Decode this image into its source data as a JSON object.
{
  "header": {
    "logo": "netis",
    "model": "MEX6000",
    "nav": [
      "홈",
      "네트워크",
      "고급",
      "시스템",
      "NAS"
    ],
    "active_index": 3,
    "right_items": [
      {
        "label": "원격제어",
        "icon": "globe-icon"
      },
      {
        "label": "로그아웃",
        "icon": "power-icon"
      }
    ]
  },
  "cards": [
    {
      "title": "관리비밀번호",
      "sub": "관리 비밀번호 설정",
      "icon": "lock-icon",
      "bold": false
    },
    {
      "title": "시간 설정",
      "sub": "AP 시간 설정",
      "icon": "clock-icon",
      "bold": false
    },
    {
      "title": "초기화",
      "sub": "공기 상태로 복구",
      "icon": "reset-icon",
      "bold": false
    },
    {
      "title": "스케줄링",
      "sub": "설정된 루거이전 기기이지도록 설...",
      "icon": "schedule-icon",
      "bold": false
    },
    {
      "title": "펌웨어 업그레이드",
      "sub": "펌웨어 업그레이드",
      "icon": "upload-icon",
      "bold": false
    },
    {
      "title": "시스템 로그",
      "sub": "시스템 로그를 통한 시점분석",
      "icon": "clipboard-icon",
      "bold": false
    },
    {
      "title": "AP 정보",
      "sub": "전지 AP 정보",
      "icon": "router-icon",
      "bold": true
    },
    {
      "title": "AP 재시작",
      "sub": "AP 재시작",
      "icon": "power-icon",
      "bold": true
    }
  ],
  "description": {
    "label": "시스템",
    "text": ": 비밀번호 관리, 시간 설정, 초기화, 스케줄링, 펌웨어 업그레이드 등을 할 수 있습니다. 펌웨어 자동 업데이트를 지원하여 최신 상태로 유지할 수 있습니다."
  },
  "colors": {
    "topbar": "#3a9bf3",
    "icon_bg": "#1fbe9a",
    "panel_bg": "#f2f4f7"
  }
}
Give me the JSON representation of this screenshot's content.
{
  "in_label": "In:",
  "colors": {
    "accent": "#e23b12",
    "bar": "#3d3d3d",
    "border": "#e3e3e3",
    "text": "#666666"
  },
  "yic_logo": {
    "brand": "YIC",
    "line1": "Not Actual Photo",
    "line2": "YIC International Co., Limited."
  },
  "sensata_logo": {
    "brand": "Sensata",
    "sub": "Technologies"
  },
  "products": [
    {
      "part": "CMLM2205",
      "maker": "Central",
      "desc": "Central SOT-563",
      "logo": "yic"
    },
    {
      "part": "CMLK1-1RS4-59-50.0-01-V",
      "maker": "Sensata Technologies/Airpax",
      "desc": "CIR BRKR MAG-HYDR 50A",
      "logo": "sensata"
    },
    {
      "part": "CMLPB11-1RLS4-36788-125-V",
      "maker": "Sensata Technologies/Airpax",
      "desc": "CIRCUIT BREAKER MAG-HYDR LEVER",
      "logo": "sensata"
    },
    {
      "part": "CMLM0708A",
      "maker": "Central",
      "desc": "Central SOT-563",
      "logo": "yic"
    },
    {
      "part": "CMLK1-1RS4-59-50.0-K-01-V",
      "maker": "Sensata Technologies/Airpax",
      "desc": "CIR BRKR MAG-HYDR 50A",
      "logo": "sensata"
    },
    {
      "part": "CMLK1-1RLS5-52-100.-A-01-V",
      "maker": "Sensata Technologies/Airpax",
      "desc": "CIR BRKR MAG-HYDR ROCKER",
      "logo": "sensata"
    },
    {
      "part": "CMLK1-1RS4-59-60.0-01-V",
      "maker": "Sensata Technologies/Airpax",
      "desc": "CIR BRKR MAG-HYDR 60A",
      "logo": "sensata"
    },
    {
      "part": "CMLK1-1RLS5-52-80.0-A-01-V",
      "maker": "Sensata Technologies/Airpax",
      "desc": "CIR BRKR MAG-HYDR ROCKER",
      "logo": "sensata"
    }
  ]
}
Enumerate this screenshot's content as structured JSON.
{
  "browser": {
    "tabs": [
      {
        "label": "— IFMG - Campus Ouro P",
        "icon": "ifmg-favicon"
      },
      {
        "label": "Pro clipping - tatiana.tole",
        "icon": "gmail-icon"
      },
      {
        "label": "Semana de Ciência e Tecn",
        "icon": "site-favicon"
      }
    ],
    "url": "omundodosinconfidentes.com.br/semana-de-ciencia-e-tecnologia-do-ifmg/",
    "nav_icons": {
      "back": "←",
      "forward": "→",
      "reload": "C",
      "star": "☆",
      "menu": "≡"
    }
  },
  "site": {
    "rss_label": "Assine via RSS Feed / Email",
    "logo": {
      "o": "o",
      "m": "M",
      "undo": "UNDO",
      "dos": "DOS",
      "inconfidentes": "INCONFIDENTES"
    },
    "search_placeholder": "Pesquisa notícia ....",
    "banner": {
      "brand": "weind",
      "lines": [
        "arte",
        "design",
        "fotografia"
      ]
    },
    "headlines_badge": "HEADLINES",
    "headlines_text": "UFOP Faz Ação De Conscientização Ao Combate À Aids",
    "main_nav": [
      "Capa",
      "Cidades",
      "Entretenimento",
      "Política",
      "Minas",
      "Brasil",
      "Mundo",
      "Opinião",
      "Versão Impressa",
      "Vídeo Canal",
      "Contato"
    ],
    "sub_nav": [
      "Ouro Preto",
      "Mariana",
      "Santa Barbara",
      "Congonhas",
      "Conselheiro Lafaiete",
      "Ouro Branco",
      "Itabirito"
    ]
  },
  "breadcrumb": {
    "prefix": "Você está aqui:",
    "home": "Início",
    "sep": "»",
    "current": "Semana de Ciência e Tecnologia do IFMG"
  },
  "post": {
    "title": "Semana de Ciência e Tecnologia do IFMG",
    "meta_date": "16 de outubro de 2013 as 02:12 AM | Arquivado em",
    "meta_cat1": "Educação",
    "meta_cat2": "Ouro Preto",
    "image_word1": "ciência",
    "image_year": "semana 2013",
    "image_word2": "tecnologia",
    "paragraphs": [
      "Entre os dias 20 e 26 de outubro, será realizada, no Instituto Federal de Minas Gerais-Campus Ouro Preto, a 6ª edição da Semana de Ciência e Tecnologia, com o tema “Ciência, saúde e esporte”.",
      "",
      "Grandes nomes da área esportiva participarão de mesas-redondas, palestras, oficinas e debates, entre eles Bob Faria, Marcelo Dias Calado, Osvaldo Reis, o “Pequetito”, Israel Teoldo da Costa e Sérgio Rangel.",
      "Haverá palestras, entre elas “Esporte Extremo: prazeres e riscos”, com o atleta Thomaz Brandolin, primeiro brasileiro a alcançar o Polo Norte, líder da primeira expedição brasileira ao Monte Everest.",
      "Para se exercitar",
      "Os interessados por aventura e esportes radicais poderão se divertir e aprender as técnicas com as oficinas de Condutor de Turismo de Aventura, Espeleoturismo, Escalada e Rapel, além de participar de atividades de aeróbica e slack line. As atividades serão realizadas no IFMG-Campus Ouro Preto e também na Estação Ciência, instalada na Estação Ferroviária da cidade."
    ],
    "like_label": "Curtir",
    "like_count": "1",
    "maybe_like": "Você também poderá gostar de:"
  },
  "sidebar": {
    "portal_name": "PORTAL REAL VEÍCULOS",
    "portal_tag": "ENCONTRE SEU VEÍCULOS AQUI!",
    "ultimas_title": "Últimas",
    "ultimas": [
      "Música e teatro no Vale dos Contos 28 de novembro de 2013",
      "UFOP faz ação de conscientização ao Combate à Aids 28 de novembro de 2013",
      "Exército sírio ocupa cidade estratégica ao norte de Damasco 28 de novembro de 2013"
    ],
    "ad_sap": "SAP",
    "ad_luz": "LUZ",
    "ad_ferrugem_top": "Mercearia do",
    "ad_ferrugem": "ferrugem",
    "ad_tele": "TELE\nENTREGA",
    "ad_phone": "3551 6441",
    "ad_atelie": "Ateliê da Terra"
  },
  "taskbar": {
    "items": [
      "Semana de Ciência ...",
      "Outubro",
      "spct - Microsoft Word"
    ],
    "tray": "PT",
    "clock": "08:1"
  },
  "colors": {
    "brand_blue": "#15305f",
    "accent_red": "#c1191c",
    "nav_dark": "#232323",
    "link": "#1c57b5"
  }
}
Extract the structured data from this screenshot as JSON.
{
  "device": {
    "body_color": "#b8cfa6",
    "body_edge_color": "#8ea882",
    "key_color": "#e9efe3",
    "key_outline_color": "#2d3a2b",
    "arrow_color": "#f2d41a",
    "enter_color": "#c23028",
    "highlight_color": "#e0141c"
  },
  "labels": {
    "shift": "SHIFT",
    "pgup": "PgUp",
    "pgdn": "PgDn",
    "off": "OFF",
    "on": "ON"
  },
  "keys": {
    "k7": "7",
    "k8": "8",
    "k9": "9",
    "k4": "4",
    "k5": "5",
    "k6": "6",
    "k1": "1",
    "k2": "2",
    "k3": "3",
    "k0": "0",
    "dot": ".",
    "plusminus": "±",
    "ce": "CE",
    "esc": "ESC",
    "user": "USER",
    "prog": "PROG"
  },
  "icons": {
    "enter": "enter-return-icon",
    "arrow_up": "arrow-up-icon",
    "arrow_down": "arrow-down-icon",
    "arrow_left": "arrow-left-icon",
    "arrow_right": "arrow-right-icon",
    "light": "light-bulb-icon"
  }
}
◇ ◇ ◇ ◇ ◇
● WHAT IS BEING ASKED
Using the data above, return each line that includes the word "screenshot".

● RESULT OF THE TASK
Give me the JSON representation of this screenshot's content.
Enumerate this screenshot's content as structured JSON.
Extract the structured data from this screenshot as JSON.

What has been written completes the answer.